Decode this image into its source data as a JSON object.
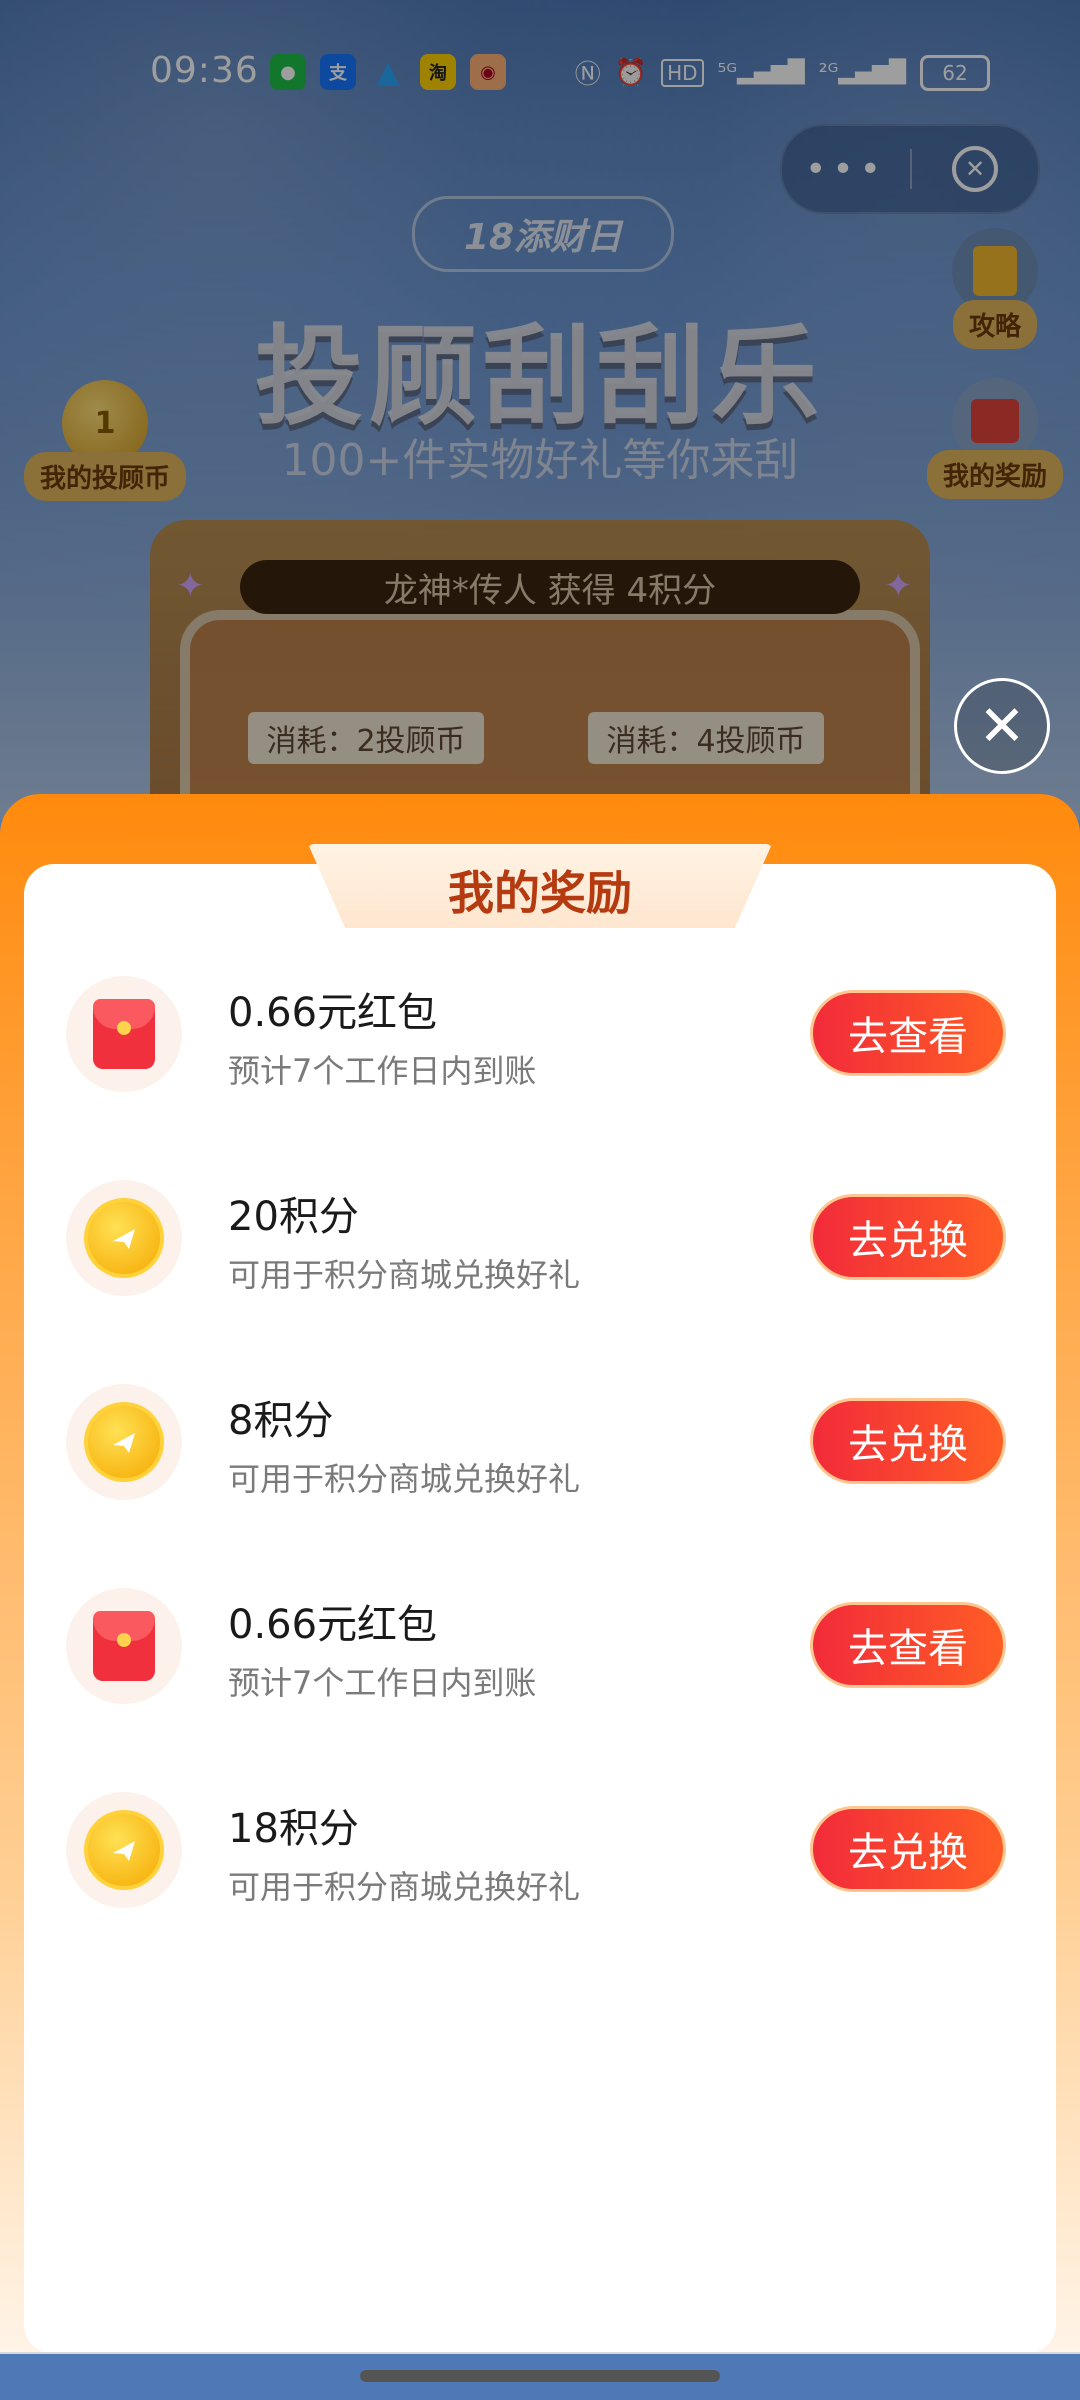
{
  "status_bar": {
    "time": "09:36",
    "app_icons": [
      "wechat-icon",
      "alipay-icon",
      "qq-icon",
      "taobao-icon",
      "app-icon"
    ],
    "battery": "62"
  },
  "capsule": {
    "more": "•••"
  },
  "banner": {
    "tag": "18添财日",
    "title": "投顾刮刮乐",
    "subtitle": "100+件实物好礼等你来刮",
    "left_badge_value": "1",
    "left_badge_label": "我的投顾币",
    "right_badge_top_label": "攻略",
    "right_badge_bottom_label": "我的奖励",
    "ticker": "龙神*传人 获得 4积分",
    "cost_left": "消耗：2投顾币",
    "cost_right": "消耗：4投顾币"
  },
  "sheet": {
    "title": "我的奖励",
    "items": [
      {
        "icon": "red-envelope-icon",
        "title": "0.66元红包",
        "subtitle": "预计7个工作日内到账",
        "button": "去查看"
      },
      {
        "icon": "points-coin-icon",
        "title": "20积分",
        "subtitle": "可用于积分商城兑换好礼",
        "button": "去兑换"
      },
      {
        "icon": "points-coin-icon",
        "title": "8积分",
        "subtitle": "可用于积分商城兑换好礼",
        "button": "去兑换"
      },
      {
        "icon": "red-envelope-icon",
        "title": "0.66元红包",
        "subtitle": "预计7个工作日内到账",
        "button": "去查看"
      },
      {
        "icon": "points-coin-icon",
        "title": "18积分",
        "subtitle": "可用于积分商城兑换好礼",
        "button": "去兑换"
      }
    ]
  },
  "colors": {
    "accent": "#ff8a0d",
    "button_start": "#f22b3a",
    "button_end": "#ff5d25",
    "title": "#b53a10"
  }
}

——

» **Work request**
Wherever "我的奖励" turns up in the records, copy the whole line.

» **Result below**
    "right_badge_bottom_label": "我的奖励",
    "title": "我的奖励",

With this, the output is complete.